** Input for this task follows **

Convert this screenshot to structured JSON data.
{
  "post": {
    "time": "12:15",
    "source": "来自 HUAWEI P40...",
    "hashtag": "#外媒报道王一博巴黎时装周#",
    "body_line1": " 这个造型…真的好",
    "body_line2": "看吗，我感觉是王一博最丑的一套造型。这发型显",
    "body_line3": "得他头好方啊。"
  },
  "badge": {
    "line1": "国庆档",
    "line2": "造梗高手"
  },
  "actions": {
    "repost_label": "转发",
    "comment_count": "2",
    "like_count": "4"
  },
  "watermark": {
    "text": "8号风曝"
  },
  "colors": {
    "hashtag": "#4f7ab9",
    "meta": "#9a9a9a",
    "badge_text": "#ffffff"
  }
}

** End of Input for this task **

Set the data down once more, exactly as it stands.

Convert this screenshot to structured JSON data.
{
  "post": {
    "time": "12:15",
    "source": "来自 HUAWEI P40...",
    "hashtag": "#外媒报道王一博巴黎时装周#",
    "body_line1": " 这个造型…真的好",
    "body_line2": "看吗，我感觉是王一博最丑的一套造型。这发型显",
    "body_line3": "得他头好方啊。"
  },
  "badge": {
    "line1": "国庆档",
    "line2": "造梗高手"
  },
  "actions": {
    "repost_label": "转发",
    "comment_count": "2",
    "like_count": "4"
  },
  "watermark": {
    "text": "8号风曝"
  },
  "colors": {
    "hashtag": "#4f7ab9",
    "meta": "#9a9a9a",
    "badge_text": "#ffffff"
  }
}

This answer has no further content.